Eclipsing Binary Project Briefing In short, this is where our current project is heading. With the new season of observing nearly complete we are going to be analyzing all the images and digital data from our season and adding the results with the 2004 season. With two years of data and time having elapsed we may be able to mine through our data and see if we might have caught any possible third-body candidates. We are working on papers that are to be presented to the astronomical community through various organizations that deal with our project and new hardware we are developing. Two of the big tasks ahead are to reduce and analyze the data using an ensemble of comparison stars and also to archive all the digital data we have amassed to date into a format that can be shared with the rest of the scientific community.

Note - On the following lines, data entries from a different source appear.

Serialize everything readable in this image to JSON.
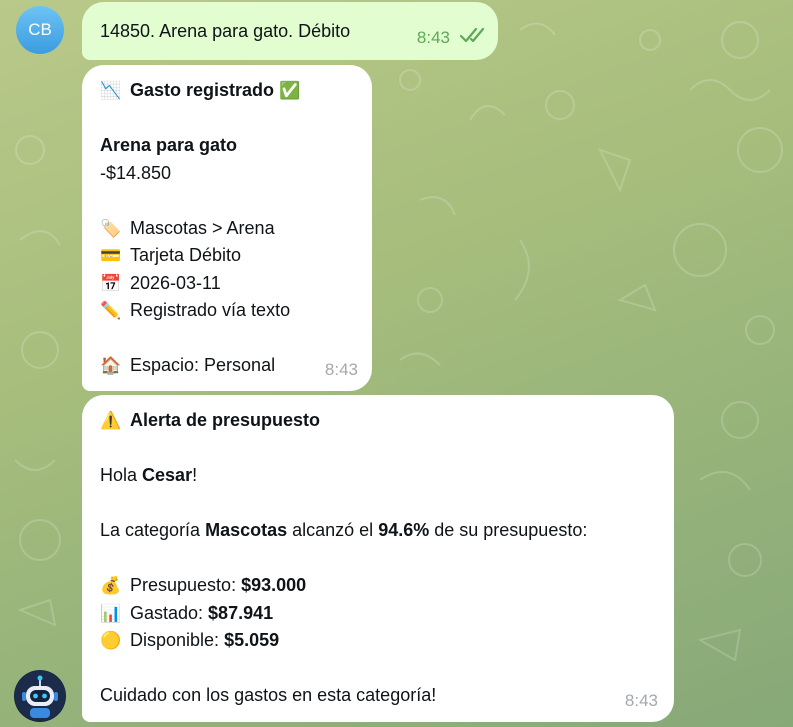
{
  "chat": {
    "user_avatar": "CB",
    "outgoing": {
      "text": "14850. Arena para gato. Débito",
      "time": "8:43",
      "status_icon": "double-check-icon"
    },
    "expense_card": {
      "title_icon": "📉",
      "title": "Gasto registrado",
      "title_badge": "✅",
      "item_name": "Arena para gato",
      "amount": "-$14.850",
      "category_icon": "🏷️",
      "category": "Mascotas > Arena",
      "payment_icon": "💳",
      "payment": "Tarjeta Débito",
      "date_icon": "📅",
      "date": "2026-03-11",
      "source_icon": "✏️",
      "source": "Registrado vía texto",
      "space_icon": "🏠",
      "space": "Espacio: Personal",
      "time": "8:43"
    },
    "budget_alert": {
      "title_icon": "⚠️",
      "title": "Alerta de presupuesto",
      "greeting_prefix": "Hola ",
      "greeting_name": "Cesar",
      "greeting_suffix": "!",
      "line_prefix": "La categoría ",
      "line_category": "Mascotas",
      "line_mid": " alcanzó el ",
      "line_percent": "94.6%",
      "line_suffix": " de su presupuesto:",
      "budget_icon": "💰",
      "budget_label": "Presupuesto: ",
      "budget_value": "$93.000",
      "spent_icon": "📊",
      "spent_label": "Gastado: ",
      "spent_value": "$87.941",
      "available_icon": "🟡",
      "available_label": "Disponible: ",
      "available_value": "$5.059",
      "footer": "Cuidado con los gastos en esta categoría!",
      "time": "8:43"
    }
  },
  "colors": {
    "outgoing_bubble": "#e2fdd0",
    "incoming_bubble": "#ffffff",
    "wallpaper": "#a6bd7c",
    "read_ticks": "#5fa857"
  }
}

Eclipsing Binary Project Briefing Equipment of the modern photometrist on a shoestring • In order to make accurate photometric observations of an eclipsing binary star system it is necessary to have certain minimum equipment: • A telescope that is of sufficient aperture and rigidly mounted capable of being controlled from a computer. • A CCD camera that is capable of maintaining a fairly constant detector temperature over the course of the imaging session. • A means to automatically guide the telescope on a chosen star in or near the field of view of the telescope/CCD combination. • A computer that both corrects the pointing of the telescope over the night and to store the images taken by the CCD camera. • A software program to manipulate the images taken as well as to measure the intensity of the light from the objects that were recorded.
Eclipsing Binary Project Briefing Here is a description and photos of the equipment that is used in our project. Dark Ridge Observatory (DRO) http://www.darkridgeobservatory.org :
Eclipsing Binary Project Briefing Orion Observatory (OO)http://www.orionobservatory.org:
Eclipsing Binary Project Briefing Photos of our observatories and equipment: DRO OO
Eclipsing Binary Project Briefing New high-speed dual-channel dichroic photometric equipment
Eclipsing Binary Project Briefing Photometry Exercise • In this exercise we will generate a light curve from some simulated eclipsing binary data. • Plot the points into the provided graph using the values of instrumental magnitude on the Y-axis and the time of the data point collection on the X-axis. • Draw an estimated best-fit curve that represents the trends of the data provided. • Identify the primary and secondary times of minimum light.
Eclipsing Binary Project Briefing References (1) Some instructional images were from a lecture series “Astronomy 162 Stars, Galaxies, and Cosmology” http://csep10.phys.utk.edu/astr162/lect WEB SYLLABUS Dept. Physics & Astronomy, University of Tennessee http://csep10.phys.utk.edu/astr162/index.html (2) Light curves were taken from data and plot generated by the author/presenter, Smith T.C., Director of Dark Ridge Observatory (3) Photographs of equipment and observatories were from the author/presenter, Smith T.C. , Director of Dark Ridge Observatory (4) High-speed dual-channel dichroic images were from proposed paper “Low Cost Multi-channel Photometer”, Smith T.C., Genet R.M, 2005
Eclipsing Binary Project Briefing Plot Answer